▶ [Assignment] Each entry has to be reproduced in full, exactly as given.

▶ [Data]

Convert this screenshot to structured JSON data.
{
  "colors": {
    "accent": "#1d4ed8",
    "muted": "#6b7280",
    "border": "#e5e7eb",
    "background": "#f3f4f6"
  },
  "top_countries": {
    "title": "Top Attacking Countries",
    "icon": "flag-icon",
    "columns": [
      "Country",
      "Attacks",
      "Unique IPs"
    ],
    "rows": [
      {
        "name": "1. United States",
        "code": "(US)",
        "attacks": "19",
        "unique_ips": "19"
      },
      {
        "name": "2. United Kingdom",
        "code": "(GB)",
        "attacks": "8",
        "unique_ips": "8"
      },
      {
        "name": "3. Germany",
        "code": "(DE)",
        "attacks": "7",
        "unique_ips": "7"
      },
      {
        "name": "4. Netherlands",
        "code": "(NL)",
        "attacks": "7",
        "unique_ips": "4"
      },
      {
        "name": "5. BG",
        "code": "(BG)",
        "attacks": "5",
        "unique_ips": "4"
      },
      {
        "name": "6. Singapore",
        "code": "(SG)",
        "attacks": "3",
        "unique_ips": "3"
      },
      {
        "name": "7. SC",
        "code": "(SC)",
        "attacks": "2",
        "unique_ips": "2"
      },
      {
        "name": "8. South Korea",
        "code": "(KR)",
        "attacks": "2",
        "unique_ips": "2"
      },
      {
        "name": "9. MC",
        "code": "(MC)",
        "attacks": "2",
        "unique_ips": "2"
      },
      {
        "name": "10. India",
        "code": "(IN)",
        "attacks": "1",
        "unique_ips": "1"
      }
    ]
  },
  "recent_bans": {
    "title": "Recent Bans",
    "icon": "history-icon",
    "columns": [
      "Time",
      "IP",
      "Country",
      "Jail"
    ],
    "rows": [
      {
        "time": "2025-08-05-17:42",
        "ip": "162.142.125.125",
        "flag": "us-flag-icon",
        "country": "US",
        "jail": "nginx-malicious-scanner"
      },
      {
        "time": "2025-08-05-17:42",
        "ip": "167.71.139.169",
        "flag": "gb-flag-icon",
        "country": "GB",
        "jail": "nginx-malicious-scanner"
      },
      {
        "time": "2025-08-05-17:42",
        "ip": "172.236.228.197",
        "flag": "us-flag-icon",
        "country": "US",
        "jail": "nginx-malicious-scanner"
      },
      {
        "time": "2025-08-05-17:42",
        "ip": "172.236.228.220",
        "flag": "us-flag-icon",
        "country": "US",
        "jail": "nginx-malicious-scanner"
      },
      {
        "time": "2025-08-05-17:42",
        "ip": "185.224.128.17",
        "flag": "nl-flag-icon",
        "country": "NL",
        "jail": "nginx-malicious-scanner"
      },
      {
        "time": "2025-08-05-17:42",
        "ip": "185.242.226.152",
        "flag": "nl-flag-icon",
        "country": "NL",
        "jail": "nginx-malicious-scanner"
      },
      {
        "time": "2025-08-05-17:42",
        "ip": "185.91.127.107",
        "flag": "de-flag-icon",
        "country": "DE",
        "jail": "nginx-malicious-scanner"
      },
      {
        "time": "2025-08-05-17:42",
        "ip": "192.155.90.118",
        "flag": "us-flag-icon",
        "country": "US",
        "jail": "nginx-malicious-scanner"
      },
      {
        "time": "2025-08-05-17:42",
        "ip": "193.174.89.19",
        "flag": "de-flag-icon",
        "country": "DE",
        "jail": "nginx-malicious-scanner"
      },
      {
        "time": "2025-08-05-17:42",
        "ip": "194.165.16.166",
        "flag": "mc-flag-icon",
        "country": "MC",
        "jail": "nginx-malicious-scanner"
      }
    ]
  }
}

▶ [Solution for this exercise]
Convert this screenshot to structured JSON data.
{
  "colors": {
    "accent": "#1d4ed8",
    "muted": "#6b7280",
    "border": "#e5e7eb",
    "background": "#f3f4f6"
  },
  "top_countries": {
    "title": "Top Attacking Countries",
    "icon": "flag-icon",
    "columns": [
      "Country",
      "Attacks",
      "Unique IPs"
    ],
    "rows": [
      {
        "name": "1. United States",
        "code": "(US)",
        "attacks": "19",
        "unique_ips": "19"
      },
      {
        "name": "2. United Kingdom",
        "code": "(GB)",
        "attacks": "8",
        "unique_ips": "8"
      },
      {
        "name": "3. Germany",
        "code": "(DE)",
        "attacks": "7",
        "unique_ips": "7"
      },
      {
        "name": "4. Netherlands",
        "code": "(NL)",
        "attacks": "7",
        "unique_ips": "4"
      },
      {
        "name": "5. BG",
        "code": "(BG)",
        "attacks": "5",
        "unique_ips": "4"
      },
      {
        "name": "6. Singapore",
        "code": "(SG)",
        "attacks": "3",
        "unique_ips": "3"
      },
      {
        "name": "7. SC",
        "code": "(SC)",
        "attacks": "2",
        "unique_ips": "2"
      },
      {
        "name": "8. South Korea",
        "code": "(KR)",
        "attacks": "2",
        "unique_ips": "2"
      },
      {
        "name": "9. MC",
        "code": "(MC)",
        "attacks": "2",
        "unique_ips": "2"
      },
      {
        "name": "10. India",
        "code": "(IN)",
        "attacks": "1",
        "unique_ips": "1"
      }
    ]
  },
  "recent_bans": {
    "title": "Recent Bans",
    "icon": "history-icon",
    "columns": [
      "Time",
      "IP",
      "Country",
      "Jail"
    ],
    "rows": [
      {
        "time": "2025-08-05-17:42",
        "ip": "162.142.125.125",
        "flag": "us-flag-icon",
        "country": "US",
        "jail": "nginx-malicious-scanner"
      },
      {
        "time": "2025-08-05-17:42",
        "ip": "167.71.139.169",
        "flag": "gb-flag-icon",
        "country": "GB",
        "jail": "nginx-malicious-scanner"
      },
      {
        "time": "2025-08-05-17:42",
        "ip": "172.236.228.197",
        "flag": "us-flag-icon",
        "country": "US",
        "jail": "nginx-malicious-scanner"
      },
      {
        "time": "2025-08-05-17:42",
        "ip": "172.236.228.220",
        "flag": "us-flag-icon",
        "country": "US",
        "jail": "nginx-malicious-scanner"
      },
      {
        "time": "2025-08-05-17:42",
        "ip": "185.224.128.17",
        "flag": "nl-flag-icon",
        "country": "NL",
        "jail": "nginx-malicious-scanner"
      },
      {
        "time": "2025-08-05-17:42",
        "ip": "185.242.226.152",
        "flag": "nl-flag-icon",
        "country": "NL",
        "jail": "nginx-malicious-scanner"
      },
      {
        "time": "2025-08-05-17:42",
        "ip": "185.91.127.107",
        "flag": "de-flag-icon",
        "country": "DE",
        "jail": "nginx-malicious-scanner"
      },
      {
        "time": "2025-08-05-17:42",
        "ip": "192.155.90.118",
        "flag": "us-flag-icon",
        "country": "US",
        "jail": "nginx-malicious-scanner"
      },
      {
        "time": "2025-08-05-17:42",
        "ip": "193.174.89.19",
        "flag": "de-flag-icon",
        "country": "DE",
        "jail": "nginx-malicious-scanner"
      },
      {
        "time": "2025-08-05-17:42",
        "ip": "194.165.16.166",
        "flag": "mc-flag-icon",
        "country": "MC",
        "jail": "nginx-malicious-scanner"
      }
    ]
  }
}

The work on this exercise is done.